__What the exercise asks__.
Output the full listing below exactly, without the pictures.

-=-=-

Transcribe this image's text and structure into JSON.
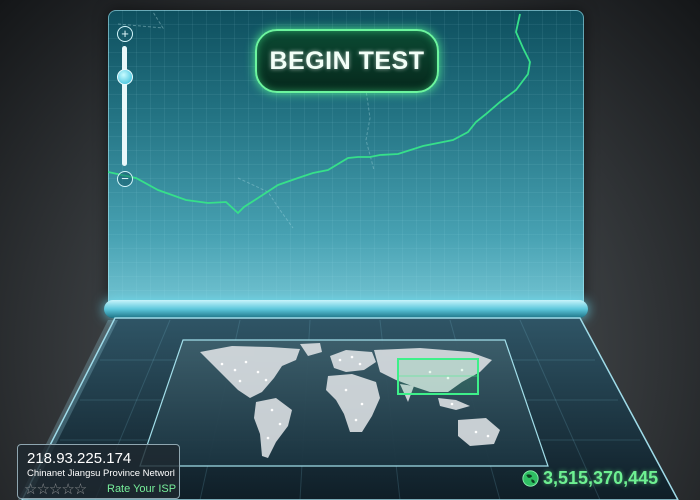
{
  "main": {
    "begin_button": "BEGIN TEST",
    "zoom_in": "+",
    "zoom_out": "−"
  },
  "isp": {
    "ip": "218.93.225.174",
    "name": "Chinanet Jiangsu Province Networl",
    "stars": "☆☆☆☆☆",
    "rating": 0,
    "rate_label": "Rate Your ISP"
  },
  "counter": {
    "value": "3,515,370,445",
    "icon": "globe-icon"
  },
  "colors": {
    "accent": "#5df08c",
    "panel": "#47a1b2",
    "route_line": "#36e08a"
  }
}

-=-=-

__Result for this exercise__.
Transcribe this image's text and structure into JSON.
{
  "main": {
    "begin_button": "BEGIN TEST",
    "zoom_in": "+",
    "zoom_out": "−"
  },
  "isp": {
    "ip": "218.93.225.174",
    "name": "Chinanet Jiangsu Province Networl",
    "stars": "☆☆☆☆☆",
    "rating": 0,
    "rate_label": "Rate Your ISP"
  },
  "counter": {
    "value": "3,515,370,445",
    "icon": "globe-icon"
  },
  "colors": {
    "accent": "#5df08c",
    "panel": "#47a1b2",
    "route_line": "#36e08a"
  }
}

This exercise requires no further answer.